Canaries are easy to deploy, require no maintenance and take less than 5 minutes from unboxing to initial configuration and deployment. Pre-configured profiles allow for rapid deployment. Fine-grained options allow for specific tuning in order to blend into your network and appear as a legitimate system. Once deployed, the device is at work protecting your network and will provide an early warning of suspicious activity. Attackers will prowl around a network looking for systems that may have vulnerabilities, misconfigurations or contain high-value information. When an attacker performs a port scan, a brute force attack, downloads files from the file share, accesses a fake website or interacts with the device, it will generate alerts.
Alerts generated are high-value because of the simplistic nature of the Canary. With a Canary, there is no need for fancy machine learning, Artificial Intelligence, anomaly detection or other buzzwords. It has no real purpose for users or devices to interact with it. Alerts can be fine-tuned to avoid alerts from VA scanners, asset management tools, or other network services and agents. If there is an interaction with a Canary, alerts will be generated, and an investigation is required. A centralized console allows for viewing, monitoring of alerts, device status and configuration.
The Thinkst Canary is a rare security product that seeks to achieve its purpose of identifying intruders and reducing detection time by requiring the least monitoring, maintenance, configuration and overhead by IT and security staff. Many products and tools require on-going monitoring, constant configuration, tuning and investigation. The Canary is doing its job well if you don’t think it’s working or forget it’s even there. While Canaries are a great option for detecting intruders, it is always ideal to prevent an intrusion in the first place.
Preventing a Breach

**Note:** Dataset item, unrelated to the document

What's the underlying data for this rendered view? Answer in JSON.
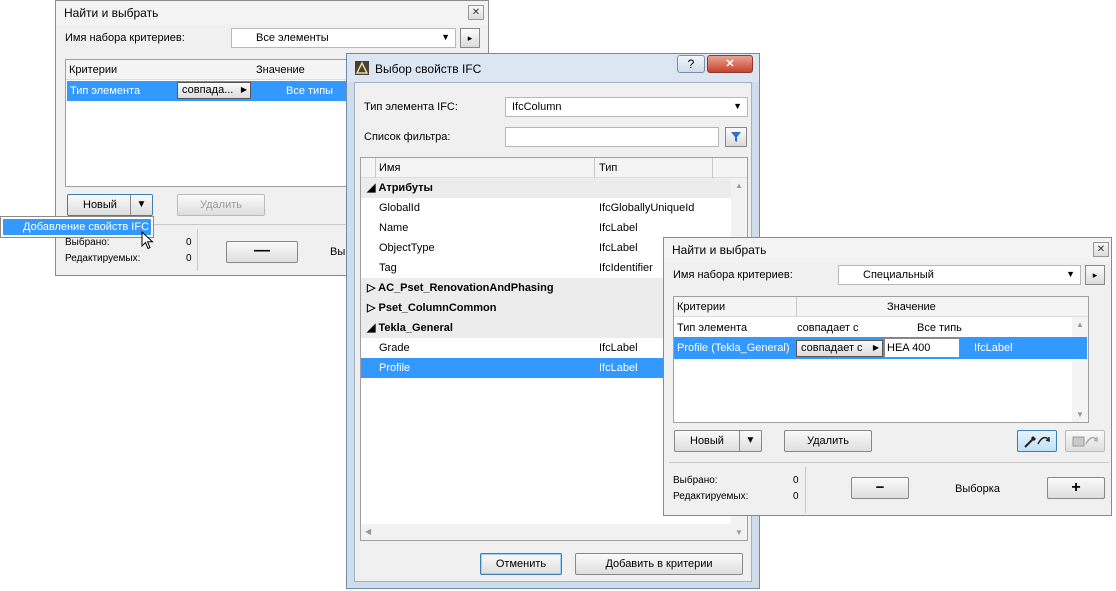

At Packetlabs, we specialize in preventing attackers from successfully breaching client systems. Our experience team of ethical-hackers are highly skilled in the discovery, identification and exploitation of vulnerabilities in your organization’s networks, web applications and mobile applications. Once vulnerabilities are identified, an organization can then use this information to remediate vulnerabilities, reduce attack surface and mitigate risk.